Can Indian Cos outsmart Chinese internet giants?
Chinese online giants Baidu, Alibaba and Tencent, known as BAT companies, are cumulatively valued over $1.3 trillion
Jio, the digital arm of billionaire Mukesh Ambani-owned Reliance Industries, has been on a fundraising spree over the last few months. Between Facebook's $5.7 billion in April to Google's investment of $4.5 billion in July, investment firms already bought over $20 billion worth of stake in Jio. Market talk is that Reliance will potentially imitate China's WeChat model or better it. Others say that it will replicate China's Alibaba model of commerce in India.
It begs the question, what has China done right, that the strong and mighty in the surrounding countries have suddenly woken up to picking up bits and pieces from their internet business strategies. That definitely is a loaded question when it comes trying to understand their success in the last decade and a half.
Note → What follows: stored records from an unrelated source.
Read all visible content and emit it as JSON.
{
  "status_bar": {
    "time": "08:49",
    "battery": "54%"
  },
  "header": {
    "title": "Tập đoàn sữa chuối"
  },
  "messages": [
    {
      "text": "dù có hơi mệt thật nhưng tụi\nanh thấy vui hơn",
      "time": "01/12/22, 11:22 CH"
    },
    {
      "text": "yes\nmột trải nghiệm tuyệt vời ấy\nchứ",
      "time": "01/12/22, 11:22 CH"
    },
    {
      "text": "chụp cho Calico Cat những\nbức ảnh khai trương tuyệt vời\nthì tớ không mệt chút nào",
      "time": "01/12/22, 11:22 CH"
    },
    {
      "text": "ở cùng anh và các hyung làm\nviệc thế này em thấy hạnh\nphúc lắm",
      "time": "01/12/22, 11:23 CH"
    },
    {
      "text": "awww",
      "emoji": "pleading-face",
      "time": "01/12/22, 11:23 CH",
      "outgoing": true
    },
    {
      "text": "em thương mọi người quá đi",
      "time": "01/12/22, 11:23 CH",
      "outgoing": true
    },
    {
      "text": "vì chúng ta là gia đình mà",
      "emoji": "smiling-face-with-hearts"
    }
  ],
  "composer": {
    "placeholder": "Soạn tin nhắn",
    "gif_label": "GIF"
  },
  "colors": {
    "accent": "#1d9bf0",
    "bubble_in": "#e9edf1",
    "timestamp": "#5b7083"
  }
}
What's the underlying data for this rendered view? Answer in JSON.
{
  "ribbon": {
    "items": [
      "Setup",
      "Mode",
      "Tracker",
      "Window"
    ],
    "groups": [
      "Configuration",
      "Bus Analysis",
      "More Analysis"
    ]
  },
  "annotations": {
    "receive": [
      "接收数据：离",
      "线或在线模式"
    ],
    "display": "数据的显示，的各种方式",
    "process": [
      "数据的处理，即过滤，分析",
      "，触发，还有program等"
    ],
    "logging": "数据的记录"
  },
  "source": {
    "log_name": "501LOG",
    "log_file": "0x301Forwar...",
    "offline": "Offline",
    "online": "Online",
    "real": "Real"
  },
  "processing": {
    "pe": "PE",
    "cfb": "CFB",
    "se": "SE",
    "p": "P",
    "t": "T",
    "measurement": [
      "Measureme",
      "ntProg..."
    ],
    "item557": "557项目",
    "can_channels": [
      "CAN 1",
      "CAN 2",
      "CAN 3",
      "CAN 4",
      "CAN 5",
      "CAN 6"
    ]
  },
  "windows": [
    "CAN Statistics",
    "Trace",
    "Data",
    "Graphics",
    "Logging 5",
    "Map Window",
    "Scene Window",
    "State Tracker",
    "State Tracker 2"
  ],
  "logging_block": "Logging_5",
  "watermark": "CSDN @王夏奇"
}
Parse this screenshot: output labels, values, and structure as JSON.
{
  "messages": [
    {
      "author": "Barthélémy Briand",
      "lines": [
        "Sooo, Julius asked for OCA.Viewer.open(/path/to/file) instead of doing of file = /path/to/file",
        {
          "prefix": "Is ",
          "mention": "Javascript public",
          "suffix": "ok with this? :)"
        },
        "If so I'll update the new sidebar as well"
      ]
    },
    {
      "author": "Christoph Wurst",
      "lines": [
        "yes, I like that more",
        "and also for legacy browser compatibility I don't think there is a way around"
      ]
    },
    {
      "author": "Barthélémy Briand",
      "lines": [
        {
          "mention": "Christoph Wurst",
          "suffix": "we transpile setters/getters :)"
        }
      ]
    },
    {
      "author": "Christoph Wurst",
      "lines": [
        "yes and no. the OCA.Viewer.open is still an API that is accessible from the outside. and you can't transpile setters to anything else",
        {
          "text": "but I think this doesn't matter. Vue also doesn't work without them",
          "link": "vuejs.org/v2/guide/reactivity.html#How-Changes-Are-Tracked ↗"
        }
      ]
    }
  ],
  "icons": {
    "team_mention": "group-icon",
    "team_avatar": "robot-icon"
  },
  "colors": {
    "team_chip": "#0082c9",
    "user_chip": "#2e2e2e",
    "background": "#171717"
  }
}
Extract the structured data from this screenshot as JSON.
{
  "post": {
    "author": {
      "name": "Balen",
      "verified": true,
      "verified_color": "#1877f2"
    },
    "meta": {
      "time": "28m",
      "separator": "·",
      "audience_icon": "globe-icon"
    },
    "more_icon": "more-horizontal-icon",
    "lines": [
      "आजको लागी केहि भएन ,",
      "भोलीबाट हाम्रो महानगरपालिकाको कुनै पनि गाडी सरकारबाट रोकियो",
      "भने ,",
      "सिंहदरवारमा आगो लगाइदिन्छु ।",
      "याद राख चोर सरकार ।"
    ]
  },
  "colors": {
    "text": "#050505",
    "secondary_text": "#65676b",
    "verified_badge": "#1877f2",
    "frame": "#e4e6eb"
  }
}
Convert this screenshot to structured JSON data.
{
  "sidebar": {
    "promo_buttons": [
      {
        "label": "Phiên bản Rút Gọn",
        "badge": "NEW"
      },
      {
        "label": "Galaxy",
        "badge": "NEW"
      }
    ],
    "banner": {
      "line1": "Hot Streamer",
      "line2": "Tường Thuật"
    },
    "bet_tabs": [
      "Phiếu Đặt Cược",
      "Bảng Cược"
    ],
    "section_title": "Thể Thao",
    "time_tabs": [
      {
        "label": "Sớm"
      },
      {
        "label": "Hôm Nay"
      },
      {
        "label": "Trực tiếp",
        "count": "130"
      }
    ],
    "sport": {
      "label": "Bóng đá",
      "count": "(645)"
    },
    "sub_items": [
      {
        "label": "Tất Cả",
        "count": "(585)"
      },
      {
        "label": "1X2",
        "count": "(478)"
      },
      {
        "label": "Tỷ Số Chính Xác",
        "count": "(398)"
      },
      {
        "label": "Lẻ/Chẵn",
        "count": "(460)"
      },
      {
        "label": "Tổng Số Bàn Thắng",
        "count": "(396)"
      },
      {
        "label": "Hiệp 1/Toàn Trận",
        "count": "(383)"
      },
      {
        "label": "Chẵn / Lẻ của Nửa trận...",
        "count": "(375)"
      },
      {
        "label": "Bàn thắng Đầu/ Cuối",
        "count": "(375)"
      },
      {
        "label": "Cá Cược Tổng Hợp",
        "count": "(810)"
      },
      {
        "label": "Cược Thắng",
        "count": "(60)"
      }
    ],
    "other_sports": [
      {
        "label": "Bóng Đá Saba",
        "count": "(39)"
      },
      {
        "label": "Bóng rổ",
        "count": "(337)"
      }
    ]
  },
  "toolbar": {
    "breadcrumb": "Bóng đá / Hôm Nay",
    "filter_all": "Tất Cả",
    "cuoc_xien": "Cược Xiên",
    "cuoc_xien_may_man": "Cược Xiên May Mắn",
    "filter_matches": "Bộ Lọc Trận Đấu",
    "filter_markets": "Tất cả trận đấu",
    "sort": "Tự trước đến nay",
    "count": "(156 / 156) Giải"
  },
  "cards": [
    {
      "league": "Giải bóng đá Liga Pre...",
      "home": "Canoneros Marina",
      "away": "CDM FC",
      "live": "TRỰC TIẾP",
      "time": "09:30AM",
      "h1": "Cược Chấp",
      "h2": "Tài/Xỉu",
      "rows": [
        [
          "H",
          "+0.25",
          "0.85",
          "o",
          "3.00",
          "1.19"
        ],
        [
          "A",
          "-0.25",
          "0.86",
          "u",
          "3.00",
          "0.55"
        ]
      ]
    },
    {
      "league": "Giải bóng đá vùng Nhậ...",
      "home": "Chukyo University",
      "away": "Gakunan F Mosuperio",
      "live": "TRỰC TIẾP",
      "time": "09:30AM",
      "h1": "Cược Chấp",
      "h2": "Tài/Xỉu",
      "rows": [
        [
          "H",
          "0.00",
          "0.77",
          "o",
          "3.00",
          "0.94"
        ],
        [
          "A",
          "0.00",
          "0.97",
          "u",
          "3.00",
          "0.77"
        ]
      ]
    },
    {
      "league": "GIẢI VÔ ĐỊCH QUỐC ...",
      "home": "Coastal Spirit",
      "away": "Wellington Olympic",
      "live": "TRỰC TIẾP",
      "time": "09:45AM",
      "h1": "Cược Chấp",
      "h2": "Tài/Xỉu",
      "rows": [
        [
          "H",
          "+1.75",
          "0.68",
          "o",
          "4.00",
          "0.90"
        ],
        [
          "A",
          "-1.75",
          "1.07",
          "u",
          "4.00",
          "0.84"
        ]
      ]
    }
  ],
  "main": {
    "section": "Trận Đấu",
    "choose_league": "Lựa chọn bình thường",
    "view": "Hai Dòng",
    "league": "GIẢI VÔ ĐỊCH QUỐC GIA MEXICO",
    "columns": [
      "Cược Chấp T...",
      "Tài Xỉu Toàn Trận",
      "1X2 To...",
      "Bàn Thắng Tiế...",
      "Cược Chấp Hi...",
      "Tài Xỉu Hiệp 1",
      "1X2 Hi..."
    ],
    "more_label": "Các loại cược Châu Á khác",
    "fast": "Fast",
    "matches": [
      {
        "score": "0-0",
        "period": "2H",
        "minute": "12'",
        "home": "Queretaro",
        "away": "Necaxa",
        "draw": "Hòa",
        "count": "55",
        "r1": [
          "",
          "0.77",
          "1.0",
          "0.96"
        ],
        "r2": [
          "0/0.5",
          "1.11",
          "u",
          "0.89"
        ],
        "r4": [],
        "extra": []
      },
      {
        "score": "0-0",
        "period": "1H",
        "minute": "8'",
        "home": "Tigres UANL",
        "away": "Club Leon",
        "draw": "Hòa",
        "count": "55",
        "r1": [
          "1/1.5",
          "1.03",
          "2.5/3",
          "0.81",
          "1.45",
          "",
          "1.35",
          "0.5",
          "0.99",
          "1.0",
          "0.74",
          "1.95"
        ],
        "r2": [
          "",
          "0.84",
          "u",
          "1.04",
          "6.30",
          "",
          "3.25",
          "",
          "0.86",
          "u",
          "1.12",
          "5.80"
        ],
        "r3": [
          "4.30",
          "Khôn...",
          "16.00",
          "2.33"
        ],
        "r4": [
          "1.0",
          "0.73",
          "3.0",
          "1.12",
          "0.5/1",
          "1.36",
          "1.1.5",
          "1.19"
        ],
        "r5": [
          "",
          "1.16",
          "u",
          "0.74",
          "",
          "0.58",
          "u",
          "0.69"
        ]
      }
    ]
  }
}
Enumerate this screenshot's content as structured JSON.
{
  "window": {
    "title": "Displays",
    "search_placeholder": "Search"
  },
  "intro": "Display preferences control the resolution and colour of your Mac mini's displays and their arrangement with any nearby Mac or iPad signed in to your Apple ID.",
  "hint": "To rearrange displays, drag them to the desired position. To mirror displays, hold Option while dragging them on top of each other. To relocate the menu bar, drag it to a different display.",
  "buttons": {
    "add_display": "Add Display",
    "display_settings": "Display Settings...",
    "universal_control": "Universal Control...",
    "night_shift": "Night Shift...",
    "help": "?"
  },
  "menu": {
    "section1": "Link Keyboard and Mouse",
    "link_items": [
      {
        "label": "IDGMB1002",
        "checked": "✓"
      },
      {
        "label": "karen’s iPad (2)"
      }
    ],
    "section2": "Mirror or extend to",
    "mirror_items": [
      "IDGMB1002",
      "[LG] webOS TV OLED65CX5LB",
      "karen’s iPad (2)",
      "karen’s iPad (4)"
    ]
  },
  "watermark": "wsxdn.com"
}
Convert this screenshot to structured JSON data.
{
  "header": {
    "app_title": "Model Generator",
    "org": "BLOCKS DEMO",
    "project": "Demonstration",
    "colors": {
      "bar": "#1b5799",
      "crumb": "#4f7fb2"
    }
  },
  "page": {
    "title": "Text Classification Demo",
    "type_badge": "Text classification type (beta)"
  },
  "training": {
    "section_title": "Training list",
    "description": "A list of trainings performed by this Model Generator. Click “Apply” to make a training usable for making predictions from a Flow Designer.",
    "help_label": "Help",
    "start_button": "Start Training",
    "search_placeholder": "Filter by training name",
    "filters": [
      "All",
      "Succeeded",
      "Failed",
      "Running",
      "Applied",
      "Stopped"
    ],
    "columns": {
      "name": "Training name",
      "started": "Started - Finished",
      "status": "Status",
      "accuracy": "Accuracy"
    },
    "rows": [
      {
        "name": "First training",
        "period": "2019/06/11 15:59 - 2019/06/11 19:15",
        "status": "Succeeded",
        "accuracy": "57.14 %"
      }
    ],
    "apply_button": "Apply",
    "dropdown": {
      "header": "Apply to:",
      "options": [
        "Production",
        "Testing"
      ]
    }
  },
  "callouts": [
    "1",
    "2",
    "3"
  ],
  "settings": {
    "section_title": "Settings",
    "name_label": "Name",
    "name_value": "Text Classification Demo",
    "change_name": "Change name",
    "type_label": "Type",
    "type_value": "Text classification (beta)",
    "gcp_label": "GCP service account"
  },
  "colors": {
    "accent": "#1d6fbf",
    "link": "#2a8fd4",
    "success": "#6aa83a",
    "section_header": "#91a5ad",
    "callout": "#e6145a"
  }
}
BAT companies, consisting of Baidu, Alibaba and Tencent, are the most prominent Chinese tech companies at the moment. Their combined value is over $1.3 trillion. Tech companies form a significant part of the Chinese business indices now. Alibaba and Tencent alone now account for almost one-third of the MSCI China Index.
China is now home to 206 unicorns ( privately-owned companies worth at least $1 billion) with a combined value of another $700 billion. About 50 per cent of these unicorns are backed or controlled by the BAT.
It all started with copycat business models of globally successful tech companies. Baidu started as a search company copying Google, Alibaba picking from Amazon and Tencent's flagship WeChat from WhatsApp.
The Chinese government started applying tight domestic restrictions on the US internet companies from doing business in Chinese markets. They got rid of Google and Facebook entirely in 2009 and 2010, clearing away the path for these companies to capture the Chinese markets.
With all due credit to their speed of execution, the BAT companies totally encashed the opportunity presented. They adopted a platform-based strategy to expand vertically and horizontally through major acquisitions and buying equity. BAT gained massive influence over all aspects of the Chinese consumer's life.
In late 2017, the Chinese government unleashed open innovation platforms with Baidu's autonomous vehicles rollout, Alibaba's Cloud initiative for smart cities and Tencent for AI-based medical imaging and solutions.
While BAT continues to feature strongly in China's state agenda, they are also expanding their control to other countries and consumers globally. They invested in over 150 companies, spanning across the internet technologies, Artificial Intelligence and all the way to biotech.
They have also been actively recruiting smart talent from the US, Europe and Israel in areas of predictive healthcare to conversational AI. Today these three Chinese companies have access to data from more internet users than the combined populace of the US and all of Europe. BAT is powered by the largest repository of user data on the planet.
Baidu - China's answer to Google
The company is primarily into search and AI. It does hold a majority interest in iQiyi, China's video streaming platform. Baidu-iQiyi nexus may seem like Google-YouTube, but iQiyi is more of a 'Netflix', a paid service.
Alibaba - China's Amazon
With some caution, one can say the closest thing to online retail platform Amazon in Asia is Alibaba. They do a lot of things differently and cover more in some areas than Amazon today. Alibaba was the second Asian company to cross a $500 billion market cap after Tencent. As of today, Alibaba has the 6th highest global brand valuation in the world.
Tencent – WeChat to games to streaming
The copycat of US model logic breaks down very quickly when it comes to Tencent. In 1998, they launched their business around mobile messaging; they became hugely successful with their ability to pivot the business model around fast growth.
It is one of the largest gaming firms with interest in Riot Games, Epic Games, Kingsoft and Activision Blizzard among others.
Tencent video is the biggest rival to iQiyi in China's space and has stakes in search engine Sogou and e-commerce business JD.com. It owns Chinese social messaging service WeChat.
All this excitement in the Chinese internet and tech space happened in the last 10-15 years. It did not matter where they started and did not matter if their government helped them; they played the game with all they had, and all they could use.
The BAT companies came ahead way beyond anyone imagined, helped their eco-system through technology, finance and opportunity to a load of startup companies around them, making the Chinese internet ecosystem a force to reckon with on global scale.
Looking at this and from where Indian tech space is and the direction we are heading, the question to ask is will our strong and mighty be able to execute like them and or even better them in establishing India as a significant global tech player. With players like Reliance Jio at the helm of affairs and their prowess in raising unlimited smart capital, we are certainly off to a great start.
(The author is Chairman and CEO of Hyderabad-based Brightcom Group)